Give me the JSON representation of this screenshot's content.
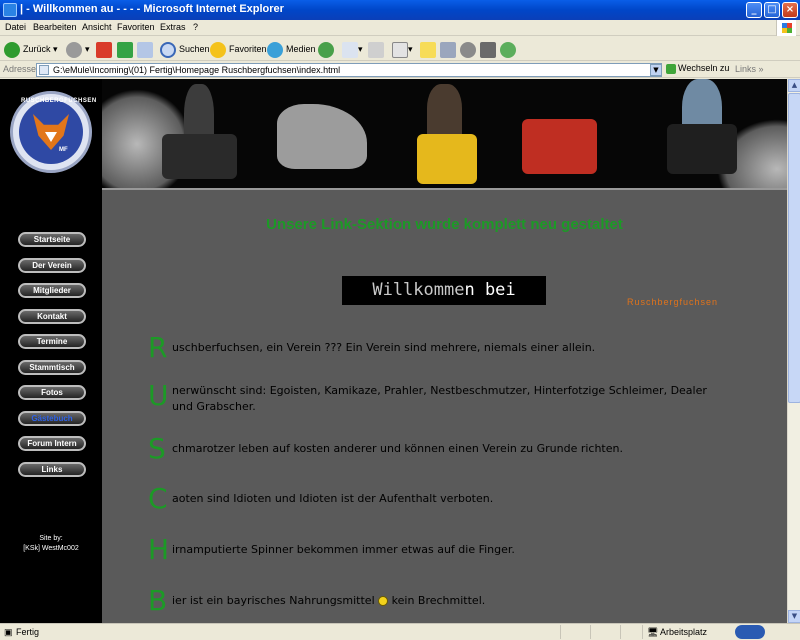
{
  "window": {
    "title": "| - Willkommen au - - - - Microsoft Internet Explorer"
  },
  "menu": [
    "Datei",
    "Bearbeiten",
    "Ansicht",
    "Favoriten",
    "Extras",
    "?"
  ],
  "toolbar": {
    "back": "Zurück",
    "search": "Suchen",
    "favorites": "Favoriten",
    "media": "Medien"
  },
  "addressbar": {
    "label": "Adresse",
    "url": "G:\\eMule\\Incoming\\(01) Fertig\\Homepage Ruschbergfuchsen\\index.html",
    "go": "Wechseln zu",
    "links": "Links"
  },
  "logo": {
    "text": "RUSCHBERGFUCHSEN",
    "initials": "MF"
  },
  "nav": [
    {
      "label": "Startseite"
    },
    {
      "label": "Der Verein"
    },
    {
      "label": "Mitglieder"
    },
    {
      "label": "Kontakt"
    },
    {
      "label": "Termine"
    },
    {
      "label": "Stammtisch"
    },
    {
      "label": "Fotos"
    },
    {
      "label": "Gästebuch",
      "active": true
    },
    {
      "label": "Forum Intern"
    },
    {
      "label": "Links"
    }
  ],
  "credit": {
    "line1": "Site by:",
    "line2": "[KSk] WestMc002"
  },
  "content": {
    "headline": "Unsere Link-Sektion wurde komplett neu gestaltet",
    "welcome_ghost": "Willkomme",
    "welcome_main": "n bei",
    "club": "Ruschbergfuchsen",
    "acrostic": [
      {
        "letter": "R",
        "text": "uschberfuchsen, ein Verein ??? Ein Verein sind mehrere, niemals einer allein."
      },
      {
        "letter": "U",
        "text": "nerwünscht sind: Egoisten, Kamikaze, Prahler, Nestbeschmutzer, Hinterfotzige Schleimer, Dealer und Grabscher."
      },
      {
        "letter": "S",
        "text": "chmarotzer leben auf kosten anderer und können einen Verein zu Grunde richten."
      },
      {
        "letter": "C",
        "text": "aoten sind Idioten und Idioten ist der Aufenthalt verboten."
      },
      {
        "letter": "H",
        "text": "irnamputierte Spinner bekommen immer etwas auf die Finger."
      },
      {
        "letter": "B",
        "text_before": "ier ist ein bayrisches Nahrungsmittel",
        "text_after": "kein Brechmittel."
      }
    ]
  },
  "status": {
    "left": "Fertig",
    "zone": "Arbeitsplatz"
  },
  "colors": {
    "green": "#1c9a26",
    "orange": "#e0731b",
    "page_bg": "#5a5a5a",
    "active_nav": "#2e62e6"
  }
}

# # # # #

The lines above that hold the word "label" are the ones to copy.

• _SOLUTION TO THIS EXERCISE_:
    "label": "Adresse",
      "label": "Startseite"
      "label": "Der Verein"
      "label": "Mitglieder"
      "label": "Kontakt"
      "label": "Termine"
      "label": "Stammtisch"
      "label": "Fotos"
      "label": "Gästebuch",
      "label": "Forum Intern"
      "label": "Links"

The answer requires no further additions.